The insurer booked $355 million in net income, or $0.76 per diluted share, compared to more than $1.5 billion in net income, or $3.27 per diluted share over Q4 2017.

While Chubb’s Q4 P/C combined ratio was a healthy 93.1, it compares to a 90.7 combined ratio over the same, year-ago period.

“Chubb performed well in a quarter marked by elevated natural catastrophe losses, on the one hand, and stronger premium revenue growth, improved commercial P&C pricing globally and record net investment income, on the other,” Chubb Chairman and CEO Evan Greenberg said in prepared remarks.

Greenberg also argued that the company’s full-year 2018 results were solid, considering “the natural quarter-to-quarter volatility of the risk business.”

For the year, Chubb booked more than $3.9 billion in net income, up 2.6 percent from the $3.86 billion produced during 2018.

Here are additional highlights of Q4 and full-year 2018 results:

  • Q4 after-tax catastrophe losses were $506 million, versus $331 million in Q4 2017.
  • Consolidated and P/C net premiums written for the fourth quarter were $7.4 billion and $6.8 billion, respectively, reflecting a 4.2 percent increase for both over the previous year, or a 5.9 percent and 5.8 percent increase, respectively, in constant dollars.
  • Net investment income for the quarter reached $848 million pre-tax over the 2017 fourth quarter.

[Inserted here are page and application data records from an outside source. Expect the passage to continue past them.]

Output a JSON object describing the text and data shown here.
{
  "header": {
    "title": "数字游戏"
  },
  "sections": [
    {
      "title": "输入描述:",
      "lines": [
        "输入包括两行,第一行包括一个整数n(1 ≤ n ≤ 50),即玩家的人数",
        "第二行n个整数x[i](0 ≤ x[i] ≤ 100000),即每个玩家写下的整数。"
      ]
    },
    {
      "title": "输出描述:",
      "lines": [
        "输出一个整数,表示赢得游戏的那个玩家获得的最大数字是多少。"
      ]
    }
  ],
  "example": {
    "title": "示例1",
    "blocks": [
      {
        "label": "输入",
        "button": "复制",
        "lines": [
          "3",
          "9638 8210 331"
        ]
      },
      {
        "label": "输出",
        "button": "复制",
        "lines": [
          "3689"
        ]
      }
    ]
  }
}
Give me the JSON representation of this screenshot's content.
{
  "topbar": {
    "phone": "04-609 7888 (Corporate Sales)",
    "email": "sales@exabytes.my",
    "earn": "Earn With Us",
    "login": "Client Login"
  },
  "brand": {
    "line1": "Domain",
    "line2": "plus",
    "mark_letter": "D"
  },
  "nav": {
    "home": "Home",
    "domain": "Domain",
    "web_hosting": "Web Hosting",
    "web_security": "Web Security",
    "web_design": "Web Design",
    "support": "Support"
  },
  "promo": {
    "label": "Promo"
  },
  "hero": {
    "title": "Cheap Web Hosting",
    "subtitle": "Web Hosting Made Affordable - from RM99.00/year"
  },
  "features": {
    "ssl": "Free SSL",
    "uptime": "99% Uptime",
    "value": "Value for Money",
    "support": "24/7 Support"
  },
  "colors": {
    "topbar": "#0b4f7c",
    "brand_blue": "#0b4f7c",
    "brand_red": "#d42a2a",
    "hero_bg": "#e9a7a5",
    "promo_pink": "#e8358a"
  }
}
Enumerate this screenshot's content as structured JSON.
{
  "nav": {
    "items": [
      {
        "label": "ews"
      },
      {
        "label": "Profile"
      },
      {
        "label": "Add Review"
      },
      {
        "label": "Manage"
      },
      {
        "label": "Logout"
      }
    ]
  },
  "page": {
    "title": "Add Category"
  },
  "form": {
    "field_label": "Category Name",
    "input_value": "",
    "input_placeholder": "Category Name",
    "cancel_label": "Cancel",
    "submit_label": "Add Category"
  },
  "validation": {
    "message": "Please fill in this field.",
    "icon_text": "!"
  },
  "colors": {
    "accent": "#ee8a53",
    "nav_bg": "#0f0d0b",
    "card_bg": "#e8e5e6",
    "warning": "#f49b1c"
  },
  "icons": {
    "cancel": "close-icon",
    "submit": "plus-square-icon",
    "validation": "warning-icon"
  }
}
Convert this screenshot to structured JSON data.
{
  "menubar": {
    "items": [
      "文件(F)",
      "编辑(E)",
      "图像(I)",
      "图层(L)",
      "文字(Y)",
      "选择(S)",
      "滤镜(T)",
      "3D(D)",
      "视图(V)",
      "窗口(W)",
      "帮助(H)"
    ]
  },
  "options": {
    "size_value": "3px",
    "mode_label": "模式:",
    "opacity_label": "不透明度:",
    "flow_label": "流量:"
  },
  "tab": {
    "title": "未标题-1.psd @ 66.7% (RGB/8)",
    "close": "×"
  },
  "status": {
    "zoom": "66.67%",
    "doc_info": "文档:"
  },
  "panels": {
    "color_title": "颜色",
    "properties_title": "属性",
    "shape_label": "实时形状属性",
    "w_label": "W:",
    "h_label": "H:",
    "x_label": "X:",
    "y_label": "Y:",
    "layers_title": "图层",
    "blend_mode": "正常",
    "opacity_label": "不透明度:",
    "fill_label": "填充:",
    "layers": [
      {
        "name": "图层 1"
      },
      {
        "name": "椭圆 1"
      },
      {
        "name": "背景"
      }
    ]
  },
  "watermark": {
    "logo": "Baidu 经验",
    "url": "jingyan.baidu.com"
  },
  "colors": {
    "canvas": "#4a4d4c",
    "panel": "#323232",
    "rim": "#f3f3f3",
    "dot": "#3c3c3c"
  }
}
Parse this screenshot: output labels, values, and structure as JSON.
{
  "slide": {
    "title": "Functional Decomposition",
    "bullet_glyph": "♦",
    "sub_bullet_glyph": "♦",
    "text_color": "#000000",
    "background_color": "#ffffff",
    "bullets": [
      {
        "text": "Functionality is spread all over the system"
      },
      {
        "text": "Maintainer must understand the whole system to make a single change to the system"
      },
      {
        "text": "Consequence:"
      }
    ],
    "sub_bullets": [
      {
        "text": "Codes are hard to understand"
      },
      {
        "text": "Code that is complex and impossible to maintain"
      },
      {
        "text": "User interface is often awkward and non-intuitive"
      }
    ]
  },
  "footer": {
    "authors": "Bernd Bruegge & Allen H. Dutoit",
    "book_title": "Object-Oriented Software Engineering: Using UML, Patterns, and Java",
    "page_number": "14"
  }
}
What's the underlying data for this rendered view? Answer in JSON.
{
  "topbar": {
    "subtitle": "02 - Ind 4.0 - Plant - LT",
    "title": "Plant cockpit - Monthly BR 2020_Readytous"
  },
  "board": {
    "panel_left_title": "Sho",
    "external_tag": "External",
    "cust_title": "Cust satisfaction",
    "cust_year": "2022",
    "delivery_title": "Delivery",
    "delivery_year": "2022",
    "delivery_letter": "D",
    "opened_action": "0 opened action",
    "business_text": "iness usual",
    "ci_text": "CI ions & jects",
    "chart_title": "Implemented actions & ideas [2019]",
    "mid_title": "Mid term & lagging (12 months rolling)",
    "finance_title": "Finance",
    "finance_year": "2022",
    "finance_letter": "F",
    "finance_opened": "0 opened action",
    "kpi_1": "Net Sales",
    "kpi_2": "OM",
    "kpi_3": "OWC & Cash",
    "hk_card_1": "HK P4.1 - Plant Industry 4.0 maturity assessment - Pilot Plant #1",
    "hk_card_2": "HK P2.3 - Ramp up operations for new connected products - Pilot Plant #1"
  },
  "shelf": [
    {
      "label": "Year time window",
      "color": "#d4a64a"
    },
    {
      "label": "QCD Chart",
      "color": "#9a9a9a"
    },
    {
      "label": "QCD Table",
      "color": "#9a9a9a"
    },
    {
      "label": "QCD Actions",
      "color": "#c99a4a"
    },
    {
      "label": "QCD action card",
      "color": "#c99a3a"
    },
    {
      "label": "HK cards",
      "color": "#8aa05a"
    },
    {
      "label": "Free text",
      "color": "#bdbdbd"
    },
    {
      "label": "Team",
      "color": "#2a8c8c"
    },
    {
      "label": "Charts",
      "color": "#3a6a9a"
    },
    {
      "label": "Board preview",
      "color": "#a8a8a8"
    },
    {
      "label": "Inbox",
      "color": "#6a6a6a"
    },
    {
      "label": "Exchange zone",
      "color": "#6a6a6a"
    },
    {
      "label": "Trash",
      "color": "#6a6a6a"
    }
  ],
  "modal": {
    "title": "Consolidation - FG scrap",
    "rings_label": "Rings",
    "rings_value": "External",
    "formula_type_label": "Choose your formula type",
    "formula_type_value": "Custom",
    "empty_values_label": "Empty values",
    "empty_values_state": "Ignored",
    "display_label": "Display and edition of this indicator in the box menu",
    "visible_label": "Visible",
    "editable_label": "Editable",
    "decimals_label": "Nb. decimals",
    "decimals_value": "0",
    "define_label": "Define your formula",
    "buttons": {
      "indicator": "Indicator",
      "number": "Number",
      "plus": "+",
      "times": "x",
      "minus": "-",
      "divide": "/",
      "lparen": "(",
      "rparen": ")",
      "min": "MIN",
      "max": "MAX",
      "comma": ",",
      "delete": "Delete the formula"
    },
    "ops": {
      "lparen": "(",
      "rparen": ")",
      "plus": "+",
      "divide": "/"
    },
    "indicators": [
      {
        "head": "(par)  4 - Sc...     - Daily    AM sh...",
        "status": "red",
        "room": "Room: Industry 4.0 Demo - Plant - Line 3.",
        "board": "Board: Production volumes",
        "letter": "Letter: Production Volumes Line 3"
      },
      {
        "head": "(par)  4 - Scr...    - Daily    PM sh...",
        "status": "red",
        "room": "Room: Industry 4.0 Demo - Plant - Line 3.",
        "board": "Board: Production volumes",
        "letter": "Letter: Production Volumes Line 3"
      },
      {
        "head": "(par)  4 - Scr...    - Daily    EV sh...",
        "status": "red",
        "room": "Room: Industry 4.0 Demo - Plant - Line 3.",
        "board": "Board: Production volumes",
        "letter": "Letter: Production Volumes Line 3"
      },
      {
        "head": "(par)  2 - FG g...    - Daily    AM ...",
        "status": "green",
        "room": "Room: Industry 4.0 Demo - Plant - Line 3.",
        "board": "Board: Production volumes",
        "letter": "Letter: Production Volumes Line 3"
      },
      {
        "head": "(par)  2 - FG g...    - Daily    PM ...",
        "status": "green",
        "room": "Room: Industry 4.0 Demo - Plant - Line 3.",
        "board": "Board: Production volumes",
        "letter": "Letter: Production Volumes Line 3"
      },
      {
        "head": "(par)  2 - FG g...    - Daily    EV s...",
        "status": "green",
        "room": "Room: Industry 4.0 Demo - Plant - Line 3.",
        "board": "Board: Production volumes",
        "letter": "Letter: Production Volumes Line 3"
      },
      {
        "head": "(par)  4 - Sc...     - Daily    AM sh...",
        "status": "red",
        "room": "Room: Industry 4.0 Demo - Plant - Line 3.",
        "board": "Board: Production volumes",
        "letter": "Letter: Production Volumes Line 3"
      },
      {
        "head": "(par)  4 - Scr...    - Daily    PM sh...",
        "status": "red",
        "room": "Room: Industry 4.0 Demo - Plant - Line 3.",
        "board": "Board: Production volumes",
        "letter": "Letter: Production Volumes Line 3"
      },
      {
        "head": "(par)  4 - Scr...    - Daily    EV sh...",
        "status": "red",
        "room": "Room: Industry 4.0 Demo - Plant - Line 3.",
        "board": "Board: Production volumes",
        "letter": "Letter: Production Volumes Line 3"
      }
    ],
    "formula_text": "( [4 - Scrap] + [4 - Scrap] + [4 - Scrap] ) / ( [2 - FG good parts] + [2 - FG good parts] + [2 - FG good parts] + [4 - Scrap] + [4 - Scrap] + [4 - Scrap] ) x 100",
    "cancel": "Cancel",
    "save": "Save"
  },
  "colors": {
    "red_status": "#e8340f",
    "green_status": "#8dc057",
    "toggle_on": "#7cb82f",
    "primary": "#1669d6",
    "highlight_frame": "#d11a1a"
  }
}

Adjusted net income hit a record $903 million pre-tax, reflecting a 3.4 percent increase over the 2017 fourth quarter.
  • Global Reinsurance: Net premiums written for the year decreased 2.1 percent or 3.3 percent in constant dollars. The combined ratio for the year was 101.8, compared with 111.2 in 2017.
  • Full-year consolidated net premiums written were $30.6 billion, a 4.6 percent increase over 2017, or 4.1 percent in constant dollars. Full-year P/C net premiums written were $28.3 billion, a 4.4 percent increase over 2017, or 4 percent in constant dollars.

Source: Chubb